ACTION ITEM: Gather all lines in the records below that include the word "name".

(Excerpts from a dataset)
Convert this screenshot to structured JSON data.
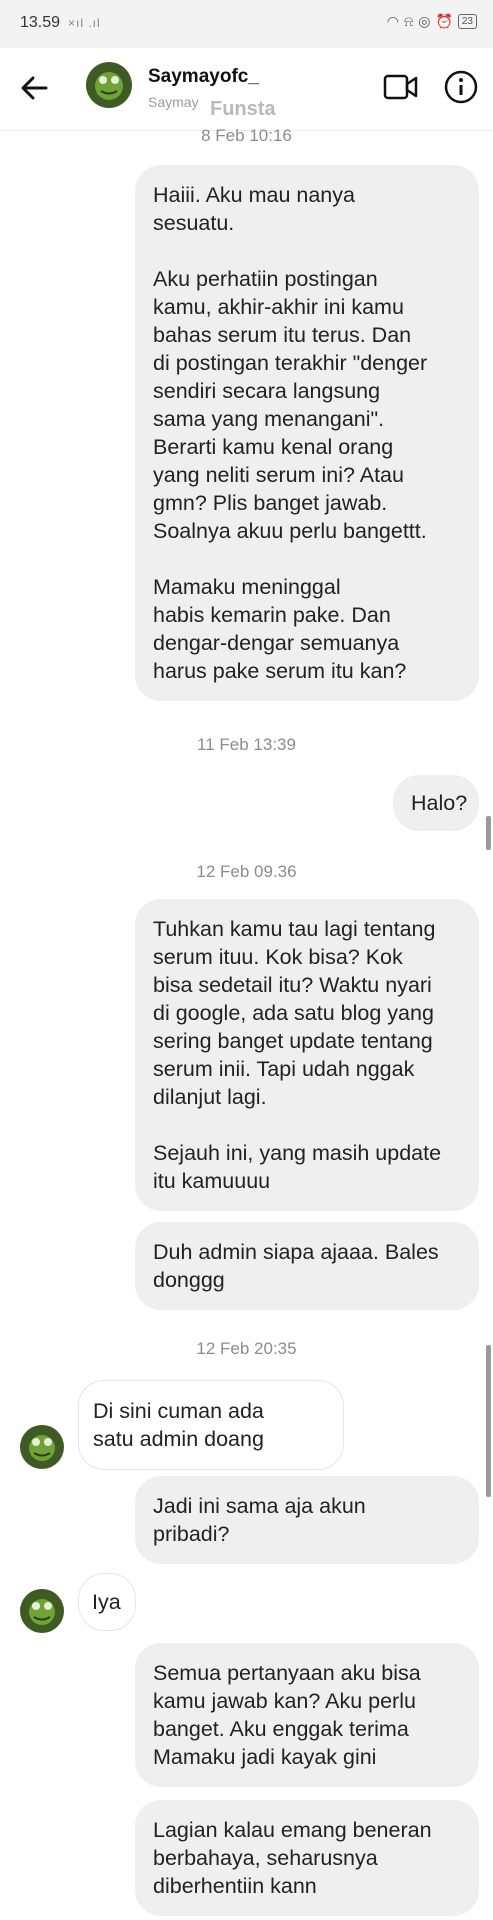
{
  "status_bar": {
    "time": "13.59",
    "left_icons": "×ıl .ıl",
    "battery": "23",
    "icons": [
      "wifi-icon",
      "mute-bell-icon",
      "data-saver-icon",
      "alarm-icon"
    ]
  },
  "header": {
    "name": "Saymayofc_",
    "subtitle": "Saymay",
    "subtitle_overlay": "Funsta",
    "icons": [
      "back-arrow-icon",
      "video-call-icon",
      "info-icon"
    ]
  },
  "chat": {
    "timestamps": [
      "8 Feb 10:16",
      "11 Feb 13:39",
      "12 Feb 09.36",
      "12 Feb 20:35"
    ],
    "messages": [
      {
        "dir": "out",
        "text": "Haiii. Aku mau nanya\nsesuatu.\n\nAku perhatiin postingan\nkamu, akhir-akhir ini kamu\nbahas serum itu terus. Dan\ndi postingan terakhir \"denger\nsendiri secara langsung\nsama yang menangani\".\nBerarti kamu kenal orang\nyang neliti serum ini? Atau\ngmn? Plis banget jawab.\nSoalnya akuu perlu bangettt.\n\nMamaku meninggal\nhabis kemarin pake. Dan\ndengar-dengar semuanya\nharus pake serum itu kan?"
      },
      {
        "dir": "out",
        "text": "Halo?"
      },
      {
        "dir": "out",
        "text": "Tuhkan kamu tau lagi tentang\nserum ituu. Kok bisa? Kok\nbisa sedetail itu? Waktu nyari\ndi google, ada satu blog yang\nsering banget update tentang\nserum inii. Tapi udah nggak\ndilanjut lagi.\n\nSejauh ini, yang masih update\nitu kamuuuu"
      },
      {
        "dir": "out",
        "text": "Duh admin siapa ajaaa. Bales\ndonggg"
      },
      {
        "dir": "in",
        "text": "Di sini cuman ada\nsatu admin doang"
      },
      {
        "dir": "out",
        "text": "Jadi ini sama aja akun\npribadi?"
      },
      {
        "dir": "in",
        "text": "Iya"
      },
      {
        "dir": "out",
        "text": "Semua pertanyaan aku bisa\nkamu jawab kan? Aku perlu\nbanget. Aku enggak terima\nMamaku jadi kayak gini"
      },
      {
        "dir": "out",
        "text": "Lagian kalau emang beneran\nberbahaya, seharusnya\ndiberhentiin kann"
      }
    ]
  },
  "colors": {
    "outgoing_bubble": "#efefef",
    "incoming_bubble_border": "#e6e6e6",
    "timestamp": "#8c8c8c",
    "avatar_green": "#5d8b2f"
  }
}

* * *

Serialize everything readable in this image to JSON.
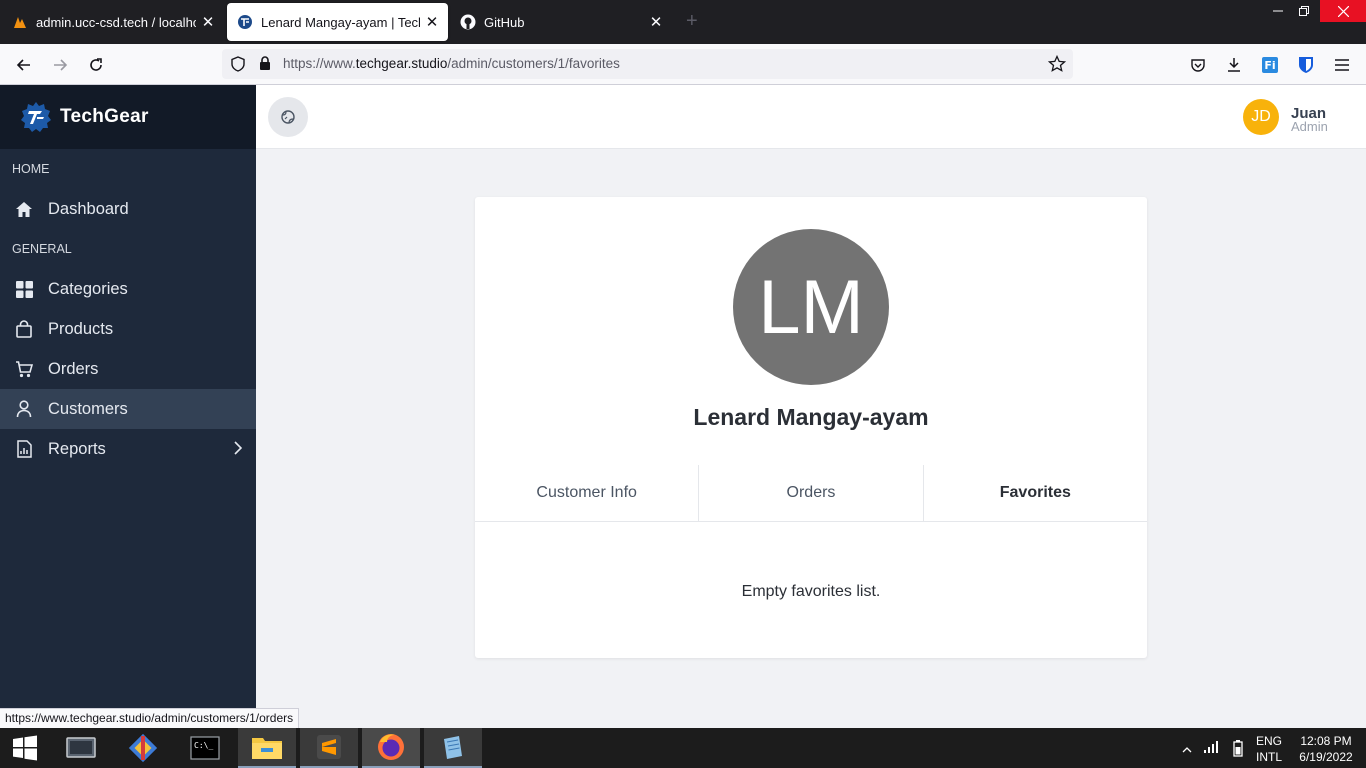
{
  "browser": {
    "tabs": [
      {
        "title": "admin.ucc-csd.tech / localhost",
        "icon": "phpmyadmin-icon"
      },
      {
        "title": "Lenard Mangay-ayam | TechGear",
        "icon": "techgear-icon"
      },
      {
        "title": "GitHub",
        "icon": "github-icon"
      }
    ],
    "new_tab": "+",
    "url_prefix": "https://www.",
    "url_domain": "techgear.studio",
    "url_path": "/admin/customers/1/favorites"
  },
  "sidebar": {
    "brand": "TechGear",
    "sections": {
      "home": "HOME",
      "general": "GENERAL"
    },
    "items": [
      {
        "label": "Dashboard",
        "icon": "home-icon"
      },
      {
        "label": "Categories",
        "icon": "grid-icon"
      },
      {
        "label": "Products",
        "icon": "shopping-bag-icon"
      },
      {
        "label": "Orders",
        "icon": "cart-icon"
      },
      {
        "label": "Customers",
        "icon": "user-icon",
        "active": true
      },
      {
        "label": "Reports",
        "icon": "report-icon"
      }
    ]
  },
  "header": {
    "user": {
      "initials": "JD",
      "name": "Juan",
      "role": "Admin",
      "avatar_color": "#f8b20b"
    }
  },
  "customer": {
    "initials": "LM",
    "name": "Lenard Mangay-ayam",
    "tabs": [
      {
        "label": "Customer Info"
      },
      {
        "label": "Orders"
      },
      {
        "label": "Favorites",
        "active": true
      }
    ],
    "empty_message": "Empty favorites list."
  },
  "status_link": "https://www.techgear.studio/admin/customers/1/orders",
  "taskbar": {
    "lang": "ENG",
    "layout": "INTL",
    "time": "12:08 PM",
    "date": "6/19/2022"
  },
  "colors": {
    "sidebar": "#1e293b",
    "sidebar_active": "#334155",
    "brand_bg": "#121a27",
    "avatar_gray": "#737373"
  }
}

REPLY:
    "name": "Saymayofc_",
      "name": "Juan",
    "name": "Lenard Mangay-ayam",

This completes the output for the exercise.